“The Relay For Life movement is dedicated to helping communities attack cancer. Through funds donated, time given, or awareness raised, our communities are teaming up – virtually or in-person – to make a difference. When we rally together in the fight against cancer, we can accomplish anything.”
The Relay For Life event helps “develop leadership and community service by encouraging students to lead and support their peers and teachers and can make a big impact on your campus and your community.”
Support Cancer Awareness Months
There are a variety of national cancer awareness months that improve awareness and support, fund research, and amplify the gaps and work still to be done. Choose a cause you are passionate about and one that feels authentic to your experience and goals. Rally community support by…
- Hosting a sporting event or another type of event while raising money through concession stands and donations
- Selling merch with proceeds going directly toward supporting cancer awareness
- Hosting a 5k run with participants asking friends and family as sponsors to donate per mile or upon completion of the run
- Start an online or in-person fundraiser
Planning the Event
Define the goal
- Is there a certain patient or family you hope to financially and emotionally support?
- Is there a certain organization whose mission closely aligns with yours that you would like to organize a fundraiser for?
- Are you hoping to provide better education to those in your community about a focus topic?
Write out your specific goals so you can clearly communicate them to your audience and those helping you plan the event. Once your campaign focus is identified, you can more clearly visualize what you want the event to accomplish.

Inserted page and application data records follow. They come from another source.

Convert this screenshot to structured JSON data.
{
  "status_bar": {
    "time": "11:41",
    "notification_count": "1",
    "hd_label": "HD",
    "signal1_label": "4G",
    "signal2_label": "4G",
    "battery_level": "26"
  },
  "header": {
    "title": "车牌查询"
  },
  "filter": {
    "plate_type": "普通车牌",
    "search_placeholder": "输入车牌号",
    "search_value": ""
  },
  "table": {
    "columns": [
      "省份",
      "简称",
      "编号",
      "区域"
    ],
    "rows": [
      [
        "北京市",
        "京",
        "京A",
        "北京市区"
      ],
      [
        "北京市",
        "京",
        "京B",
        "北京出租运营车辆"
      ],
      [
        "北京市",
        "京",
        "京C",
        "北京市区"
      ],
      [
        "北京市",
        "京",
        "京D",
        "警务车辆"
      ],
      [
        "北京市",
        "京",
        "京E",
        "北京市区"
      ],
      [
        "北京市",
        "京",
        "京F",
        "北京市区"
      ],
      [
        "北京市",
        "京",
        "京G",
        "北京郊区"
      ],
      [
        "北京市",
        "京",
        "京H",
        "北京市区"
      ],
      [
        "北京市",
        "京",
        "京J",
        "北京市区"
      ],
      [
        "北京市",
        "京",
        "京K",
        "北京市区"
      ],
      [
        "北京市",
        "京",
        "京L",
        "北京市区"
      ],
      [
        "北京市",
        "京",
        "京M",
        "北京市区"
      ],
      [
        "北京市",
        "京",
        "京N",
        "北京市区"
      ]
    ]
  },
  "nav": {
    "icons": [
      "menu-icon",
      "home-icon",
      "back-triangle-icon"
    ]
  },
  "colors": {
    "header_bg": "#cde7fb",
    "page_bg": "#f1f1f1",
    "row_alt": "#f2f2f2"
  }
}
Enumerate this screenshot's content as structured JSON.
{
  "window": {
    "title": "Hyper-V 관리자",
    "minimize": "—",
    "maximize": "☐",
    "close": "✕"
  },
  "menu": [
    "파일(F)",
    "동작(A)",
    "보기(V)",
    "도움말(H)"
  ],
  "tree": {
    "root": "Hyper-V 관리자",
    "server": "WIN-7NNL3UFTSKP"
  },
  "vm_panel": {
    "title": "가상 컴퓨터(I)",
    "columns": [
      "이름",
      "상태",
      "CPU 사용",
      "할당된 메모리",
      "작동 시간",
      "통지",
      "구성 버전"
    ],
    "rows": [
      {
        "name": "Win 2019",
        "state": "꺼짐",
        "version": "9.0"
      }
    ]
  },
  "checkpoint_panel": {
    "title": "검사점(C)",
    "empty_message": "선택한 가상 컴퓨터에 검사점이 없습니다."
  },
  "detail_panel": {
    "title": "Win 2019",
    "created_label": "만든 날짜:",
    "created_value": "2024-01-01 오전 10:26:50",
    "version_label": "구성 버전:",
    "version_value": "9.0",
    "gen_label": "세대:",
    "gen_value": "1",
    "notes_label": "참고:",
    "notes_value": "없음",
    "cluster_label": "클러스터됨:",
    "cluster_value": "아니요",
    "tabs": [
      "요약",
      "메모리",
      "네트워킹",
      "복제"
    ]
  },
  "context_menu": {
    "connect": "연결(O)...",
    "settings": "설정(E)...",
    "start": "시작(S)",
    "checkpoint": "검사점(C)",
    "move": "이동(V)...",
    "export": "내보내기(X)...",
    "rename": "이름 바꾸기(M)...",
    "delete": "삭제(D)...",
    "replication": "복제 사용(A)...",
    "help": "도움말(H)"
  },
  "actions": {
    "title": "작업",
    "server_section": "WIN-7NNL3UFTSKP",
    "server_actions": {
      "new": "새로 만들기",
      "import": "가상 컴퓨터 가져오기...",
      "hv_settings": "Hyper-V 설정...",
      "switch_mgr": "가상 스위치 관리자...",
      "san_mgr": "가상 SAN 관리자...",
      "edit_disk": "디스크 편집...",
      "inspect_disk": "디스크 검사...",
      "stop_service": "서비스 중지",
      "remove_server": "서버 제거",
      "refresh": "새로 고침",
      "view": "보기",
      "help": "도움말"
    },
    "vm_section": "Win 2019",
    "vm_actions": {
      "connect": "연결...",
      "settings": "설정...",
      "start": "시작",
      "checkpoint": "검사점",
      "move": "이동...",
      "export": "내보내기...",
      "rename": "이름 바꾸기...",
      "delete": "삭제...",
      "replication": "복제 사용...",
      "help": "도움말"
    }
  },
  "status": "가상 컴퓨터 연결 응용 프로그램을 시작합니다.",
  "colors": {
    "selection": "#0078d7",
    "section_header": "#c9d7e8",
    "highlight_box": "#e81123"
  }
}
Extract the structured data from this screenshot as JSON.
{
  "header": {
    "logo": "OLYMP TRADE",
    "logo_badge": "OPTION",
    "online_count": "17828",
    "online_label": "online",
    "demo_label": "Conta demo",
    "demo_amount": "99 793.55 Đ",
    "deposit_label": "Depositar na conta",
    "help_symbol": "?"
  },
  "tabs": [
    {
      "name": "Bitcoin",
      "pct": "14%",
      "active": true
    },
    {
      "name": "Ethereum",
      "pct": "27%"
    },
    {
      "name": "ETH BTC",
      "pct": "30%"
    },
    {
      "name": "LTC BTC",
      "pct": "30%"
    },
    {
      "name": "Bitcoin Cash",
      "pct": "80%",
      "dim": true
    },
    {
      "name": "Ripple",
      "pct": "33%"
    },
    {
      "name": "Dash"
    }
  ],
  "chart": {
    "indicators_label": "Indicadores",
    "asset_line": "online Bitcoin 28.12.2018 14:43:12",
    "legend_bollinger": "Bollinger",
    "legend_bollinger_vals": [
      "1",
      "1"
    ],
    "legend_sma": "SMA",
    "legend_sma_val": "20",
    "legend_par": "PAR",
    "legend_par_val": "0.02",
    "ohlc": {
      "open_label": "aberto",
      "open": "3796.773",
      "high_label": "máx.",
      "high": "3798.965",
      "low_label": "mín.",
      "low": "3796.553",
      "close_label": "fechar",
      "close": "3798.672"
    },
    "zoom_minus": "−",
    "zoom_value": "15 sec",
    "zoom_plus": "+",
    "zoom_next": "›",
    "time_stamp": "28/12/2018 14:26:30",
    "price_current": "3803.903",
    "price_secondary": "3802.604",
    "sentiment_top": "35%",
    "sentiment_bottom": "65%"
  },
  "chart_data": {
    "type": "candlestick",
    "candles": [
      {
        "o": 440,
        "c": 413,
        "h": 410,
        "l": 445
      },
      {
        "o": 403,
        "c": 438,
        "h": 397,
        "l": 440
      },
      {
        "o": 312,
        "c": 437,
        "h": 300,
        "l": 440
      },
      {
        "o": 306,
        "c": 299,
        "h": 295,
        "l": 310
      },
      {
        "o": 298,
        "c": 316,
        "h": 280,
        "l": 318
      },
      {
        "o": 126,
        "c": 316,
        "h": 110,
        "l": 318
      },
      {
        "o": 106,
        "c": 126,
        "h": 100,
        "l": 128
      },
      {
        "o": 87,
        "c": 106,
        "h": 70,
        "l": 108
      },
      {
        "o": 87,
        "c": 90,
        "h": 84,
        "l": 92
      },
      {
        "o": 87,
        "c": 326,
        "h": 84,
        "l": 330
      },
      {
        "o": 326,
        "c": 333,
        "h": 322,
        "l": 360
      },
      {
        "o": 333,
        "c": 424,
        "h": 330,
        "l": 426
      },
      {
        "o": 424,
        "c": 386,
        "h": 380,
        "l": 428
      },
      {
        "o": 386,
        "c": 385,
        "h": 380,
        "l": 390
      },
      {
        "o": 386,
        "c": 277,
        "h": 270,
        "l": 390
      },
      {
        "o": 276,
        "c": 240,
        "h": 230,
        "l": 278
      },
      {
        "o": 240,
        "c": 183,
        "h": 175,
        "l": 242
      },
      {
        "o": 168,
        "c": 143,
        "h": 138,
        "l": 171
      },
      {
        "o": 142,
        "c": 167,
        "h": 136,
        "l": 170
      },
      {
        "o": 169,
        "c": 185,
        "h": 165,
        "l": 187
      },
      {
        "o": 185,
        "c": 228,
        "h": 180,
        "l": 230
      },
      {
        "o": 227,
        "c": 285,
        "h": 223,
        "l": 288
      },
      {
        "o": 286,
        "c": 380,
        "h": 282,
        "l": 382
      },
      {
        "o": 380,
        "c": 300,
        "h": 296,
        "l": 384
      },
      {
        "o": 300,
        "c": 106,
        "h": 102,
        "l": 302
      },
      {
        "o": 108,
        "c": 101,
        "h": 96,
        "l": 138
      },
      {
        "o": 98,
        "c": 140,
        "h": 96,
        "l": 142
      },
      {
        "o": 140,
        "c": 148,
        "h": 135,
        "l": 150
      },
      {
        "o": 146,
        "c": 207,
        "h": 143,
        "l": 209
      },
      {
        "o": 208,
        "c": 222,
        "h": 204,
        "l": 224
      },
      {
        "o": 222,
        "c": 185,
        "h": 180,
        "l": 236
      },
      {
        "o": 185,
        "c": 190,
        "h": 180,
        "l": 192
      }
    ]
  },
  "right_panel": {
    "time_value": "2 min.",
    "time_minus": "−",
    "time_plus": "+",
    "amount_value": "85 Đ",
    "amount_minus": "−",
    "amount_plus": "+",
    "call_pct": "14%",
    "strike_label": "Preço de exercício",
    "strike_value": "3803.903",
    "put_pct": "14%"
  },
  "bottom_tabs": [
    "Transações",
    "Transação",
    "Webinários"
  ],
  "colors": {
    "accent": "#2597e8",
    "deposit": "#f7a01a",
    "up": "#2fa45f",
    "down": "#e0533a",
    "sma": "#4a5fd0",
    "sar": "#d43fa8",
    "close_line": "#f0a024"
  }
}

Potential cancer awareness campaign focuses include:
- Providing support for survivors
- Specific Cancer Awareness
- Early indicators for cancer
Plan the logistics
- Setting a date. When do you want this event to take place? How long do you want the campaign to last?
- Finding a location. Where will this event be most suitable? What place will help you gain the most attraction and participation?
- Talking with the relevant people. Will this event take place on or off your school’s campus? What administrative work needs to be done to host the event?
Detail all the logistics while monitoring things that may pose as obstacles when the date for the event comes closer. Make sure to talk to relevant administrators to file any necessary paperwork and to make sure your event follows your school’s guidelines.
Find supporters to help plan and run the event
You can’t do everything on your own or even with a very small group. Appoint volunteers and delegate tasks to make sure progress happens on all fronts. Work toward devising plans to advertise your event. You want to reach the largest audience you can to help achieve the goals you set in the beginning. For advertising, consider some of the following options:
- Reaching out to local businesses within your community to create “goody bags” you can auction off as part of the event
- Advertising to not only students at your school but other schools in the area: elementary, middle, and high school, depending on the goals of the event
As we continue to find ways we can be the best supporters possible and how to communicate these ways to more people in the community to promote a collective effort, we also need to remember how to give support to supportive classmates and family members during and after treatment. How can we be respectful to those affected by the diagnosis? How can we help support the patient’s close support system while being sensitive to the issue? The next and final segment of the Cancer in High School series will cover how to support the supportive classmate during and after treatment.
- Learn more about the b-aware program
- Read Cancer in High School Series (Part 3): Supporting a Classmate After Treatment
- Read You Just Found Out Your Friend Has Cancer – Now What?
- Watch “Life By Ella” on Apple TV
- Subscribe to The Support Report with b-present
- Follow b-present on Instagram